And on that note, I kicked off the year by reading A Very Short Introduction to Classical Mythology by Helena Morales. This is because I’ve had the full week off work over Christmas and now I’m panicking about going back and my brain atrophying again. So to stave that off, I signed up for a short course at the local university’s continuing education department. Of course, this being Oxford, I’m doing a short course on Ovid’s Metamorphoses. Of course, being me, I immediately high tailed it to Blackwell’s to buy the reading list, deaf to all warnings that if the course gets cancelled you still have to pay your debts at the bookshop…  So far I’m on to Book III of Metamorphoses, and I’ve also read one of the essays in  the Blackwell Companion to Ovid.

So, the VSI was a quick romp through to the tune of ‘what have myths done for us and what are they anyway?’ Answer, ooh, loads, and they’re fluid so open to interpretation, re-use and misuse. Because current mood = feisty, I particularly liked the bit where Morales discussed what might have happened if Freud had chosen the Antigone story rather than the Oedipus story on which to found his whacko theories.

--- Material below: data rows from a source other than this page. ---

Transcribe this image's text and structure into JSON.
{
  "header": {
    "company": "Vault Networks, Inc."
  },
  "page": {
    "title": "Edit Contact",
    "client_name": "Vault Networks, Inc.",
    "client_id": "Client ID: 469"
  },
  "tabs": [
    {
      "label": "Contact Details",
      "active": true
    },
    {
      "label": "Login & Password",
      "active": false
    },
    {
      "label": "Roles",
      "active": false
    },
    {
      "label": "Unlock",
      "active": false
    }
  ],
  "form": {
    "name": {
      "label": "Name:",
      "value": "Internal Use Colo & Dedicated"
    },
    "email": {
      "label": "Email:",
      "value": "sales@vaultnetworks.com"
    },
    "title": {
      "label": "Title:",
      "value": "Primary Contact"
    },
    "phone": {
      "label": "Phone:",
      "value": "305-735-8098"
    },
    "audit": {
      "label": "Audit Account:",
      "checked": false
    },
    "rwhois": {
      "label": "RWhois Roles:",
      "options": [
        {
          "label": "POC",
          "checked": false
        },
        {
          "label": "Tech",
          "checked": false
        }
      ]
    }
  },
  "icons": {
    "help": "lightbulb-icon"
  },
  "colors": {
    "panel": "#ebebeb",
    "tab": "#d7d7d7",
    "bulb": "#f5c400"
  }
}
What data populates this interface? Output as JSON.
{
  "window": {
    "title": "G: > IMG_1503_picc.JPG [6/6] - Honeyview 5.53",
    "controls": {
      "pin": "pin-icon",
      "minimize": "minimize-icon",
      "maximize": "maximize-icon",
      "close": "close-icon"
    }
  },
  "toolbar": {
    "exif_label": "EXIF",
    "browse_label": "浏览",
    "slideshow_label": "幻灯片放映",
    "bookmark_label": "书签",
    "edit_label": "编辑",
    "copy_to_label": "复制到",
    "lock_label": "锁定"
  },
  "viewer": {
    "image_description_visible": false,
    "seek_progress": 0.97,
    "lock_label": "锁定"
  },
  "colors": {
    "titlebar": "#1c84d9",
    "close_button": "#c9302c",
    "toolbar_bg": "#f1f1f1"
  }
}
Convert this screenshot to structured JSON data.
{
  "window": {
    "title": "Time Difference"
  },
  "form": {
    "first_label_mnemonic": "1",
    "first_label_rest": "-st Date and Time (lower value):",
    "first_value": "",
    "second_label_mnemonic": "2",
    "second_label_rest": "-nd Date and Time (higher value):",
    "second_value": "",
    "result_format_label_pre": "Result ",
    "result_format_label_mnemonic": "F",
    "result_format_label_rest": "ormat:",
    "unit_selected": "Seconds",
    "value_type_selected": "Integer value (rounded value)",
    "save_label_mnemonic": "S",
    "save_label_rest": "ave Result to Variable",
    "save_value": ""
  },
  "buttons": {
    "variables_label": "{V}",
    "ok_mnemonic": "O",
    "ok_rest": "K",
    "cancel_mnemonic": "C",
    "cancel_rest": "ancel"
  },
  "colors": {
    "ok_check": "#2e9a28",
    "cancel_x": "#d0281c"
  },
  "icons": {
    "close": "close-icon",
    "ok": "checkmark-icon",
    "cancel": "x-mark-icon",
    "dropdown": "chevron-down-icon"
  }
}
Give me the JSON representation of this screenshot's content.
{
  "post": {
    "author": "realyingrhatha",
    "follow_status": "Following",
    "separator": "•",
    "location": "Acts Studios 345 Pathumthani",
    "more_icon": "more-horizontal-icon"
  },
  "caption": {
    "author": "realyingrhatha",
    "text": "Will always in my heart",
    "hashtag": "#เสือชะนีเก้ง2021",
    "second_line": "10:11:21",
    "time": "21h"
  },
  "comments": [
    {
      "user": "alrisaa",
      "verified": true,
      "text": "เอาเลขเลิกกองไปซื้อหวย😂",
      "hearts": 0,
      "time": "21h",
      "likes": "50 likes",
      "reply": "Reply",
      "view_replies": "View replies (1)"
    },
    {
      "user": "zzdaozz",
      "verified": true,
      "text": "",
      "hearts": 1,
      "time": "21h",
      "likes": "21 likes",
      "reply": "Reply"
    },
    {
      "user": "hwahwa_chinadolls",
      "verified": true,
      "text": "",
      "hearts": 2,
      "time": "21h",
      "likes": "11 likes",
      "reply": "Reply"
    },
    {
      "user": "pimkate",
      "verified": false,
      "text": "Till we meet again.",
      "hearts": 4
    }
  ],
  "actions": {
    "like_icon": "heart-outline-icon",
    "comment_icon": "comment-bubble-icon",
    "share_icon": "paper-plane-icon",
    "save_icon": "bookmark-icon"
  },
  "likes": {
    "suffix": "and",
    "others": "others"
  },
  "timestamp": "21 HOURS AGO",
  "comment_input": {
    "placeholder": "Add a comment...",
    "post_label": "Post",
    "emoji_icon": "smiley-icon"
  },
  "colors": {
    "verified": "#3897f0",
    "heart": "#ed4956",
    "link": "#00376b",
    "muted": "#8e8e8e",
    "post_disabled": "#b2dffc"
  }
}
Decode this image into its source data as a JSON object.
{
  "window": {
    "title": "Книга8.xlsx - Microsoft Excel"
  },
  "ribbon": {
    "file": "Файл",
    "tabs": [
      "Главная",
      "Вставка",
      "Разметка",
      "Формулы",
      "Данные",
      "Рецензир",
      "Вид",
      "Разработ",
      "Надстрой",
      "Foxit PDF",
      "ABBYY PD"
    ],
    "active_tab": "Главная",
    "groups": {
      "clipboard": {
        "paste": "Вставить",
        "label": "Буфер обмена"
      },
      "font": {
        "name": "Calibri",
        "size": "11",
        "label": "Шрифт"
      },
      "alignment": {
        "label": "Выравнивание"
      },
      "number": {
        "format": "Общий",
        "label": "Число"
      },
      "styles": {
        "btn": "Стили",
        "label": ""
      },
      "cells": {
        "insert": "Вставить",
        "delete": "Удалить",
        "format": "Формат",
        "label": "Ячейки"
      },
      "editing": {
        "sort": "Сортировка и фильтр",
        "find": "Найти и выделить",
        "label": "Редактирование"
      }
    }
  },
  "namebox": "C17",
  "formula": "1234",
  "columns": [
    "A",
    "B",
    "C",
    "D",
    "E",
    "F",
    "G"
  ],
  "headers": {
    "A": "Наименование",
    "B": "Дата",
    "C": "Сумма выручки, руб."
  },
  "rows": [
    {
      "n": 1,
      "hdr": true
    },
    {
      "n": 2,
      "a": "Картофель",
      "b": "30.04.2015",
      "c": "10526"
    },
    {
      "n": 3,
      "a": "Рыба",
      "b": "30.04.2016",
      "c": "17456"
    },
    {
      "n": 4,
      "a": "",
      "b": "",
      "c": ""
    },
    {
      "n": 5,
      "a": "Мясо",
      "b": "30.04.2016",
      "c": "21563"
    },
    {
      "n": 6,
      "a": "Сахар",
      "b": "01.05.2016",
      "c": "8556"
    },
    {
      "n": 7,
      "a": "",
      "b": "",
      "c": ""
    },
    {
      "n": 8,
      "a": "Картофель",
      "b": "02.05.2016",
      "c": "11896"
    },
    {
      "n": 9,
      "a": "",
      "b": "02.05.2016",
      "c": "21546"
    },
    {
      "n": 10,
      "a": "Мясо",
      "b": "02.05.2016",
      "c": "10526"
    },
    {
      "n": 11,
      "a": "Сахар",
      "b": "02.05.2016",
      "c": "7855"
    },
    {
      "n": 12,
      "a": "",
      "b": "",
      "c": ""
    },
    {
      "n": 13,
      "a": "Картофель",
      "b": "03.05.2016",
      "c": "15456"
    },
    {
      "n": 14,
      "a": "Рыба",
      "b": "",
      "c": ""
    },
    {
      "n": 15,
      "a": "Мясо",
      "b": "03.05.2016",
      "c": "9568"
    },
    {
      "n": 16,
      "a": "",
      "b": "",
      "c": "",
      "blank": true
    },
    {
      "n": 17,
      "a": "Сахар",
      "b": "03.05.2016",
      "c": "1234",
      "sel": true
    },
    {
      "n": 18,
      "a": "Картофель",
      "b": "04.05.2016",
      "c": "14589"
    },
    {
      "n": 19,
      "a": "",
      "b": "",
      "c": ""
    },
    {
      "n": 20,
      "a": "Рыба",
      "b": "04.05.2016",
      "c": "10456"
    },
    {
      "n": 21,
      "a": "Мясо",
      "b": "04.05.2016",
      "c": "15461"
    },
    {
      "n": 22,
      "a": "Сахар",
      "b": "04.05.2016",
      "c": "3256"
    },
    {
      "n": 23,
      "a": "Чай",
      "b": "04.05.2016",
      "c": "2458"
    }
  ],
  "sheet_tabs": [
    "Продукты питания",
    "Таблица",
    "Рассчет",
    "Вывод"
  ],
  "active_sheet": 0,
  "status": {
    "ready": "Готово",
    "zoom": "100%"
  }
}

What if psychoanalysis had had more space for strong female characters and a foundation myth that explored the nature of right and wrong?

It’s been a long, long time since I read Ovid. I know I studied some of Metamorphoses for my degree, but that was about a billion years ago. I’m pretty sure I’ve got Ted Hughes’s Tales from Ovid hiding on a shelf somewhere, so that will be a good companion piece as well. The course starts on Jan 22 and I’m going to be prepared. You might say over-prepared. I couldn’t possibly comment (yes, I read most of the House of Cards trilogy over Christmas, did Michael Dobbs originate that formulation for FU, or does it pre-date him?)

The Dark is Rising, Susan Cooper



Like all sane people, I’m joining in with Robert McFarlane’s Twitter read along of The Dark is Rising (#TheDarkisReading). It’s one of my standard Christmas reads anyway, but it’s certainly made more special to be part of a far flung group who are sharing their reactions either to this latest re-read, or to their first experience. I’ve read all five books in the sequence so many times that it’s hard to take a step back and look at the Dark is Rising as it unfolds as a stand alone. But my plan is to read the chapters roughly in time with how the action unfolds, and to write a bit about each chapter as I get to it.

20 December 2017

The novel begins on Midwinter’s Eve, the day before Will Stanton’s eleventh birthday. From the start, it establishes both a sound sense of place and of fear. Will is the youngest in a large family and the reader is quickly slotted in to the established noisy bustle of family life. The sense of strangeness that comes to possess Will is all the more disquieting for being immediately at odds with that everyday domesticity, and Cooper builds the tension beautifully. She does it in small ways: the radio crackling, the rabbits being afraid of Will, Farmer Dawson suddenly not being quite the same as Will has known him all his life. He knows something is wrong, and building, but not why.

The culmination of that first night, when the rooks join with the snow and break the skylight window in Will’s bedroom, is really scary. Will doesn’t know that it’s the Dark trying to terrify and isolate him; and the Dark doesn’t understand that Will’s family will look after him, so he’s not isolated. That scene is pivotal, because it’s the Dark’s one real chance to frighten Will enough to turn him from the path ahead of him. It fails, and sets the scene for future failures because those of the Light are never alone and unsupported, in a way that those of the Dark simply don’t understand.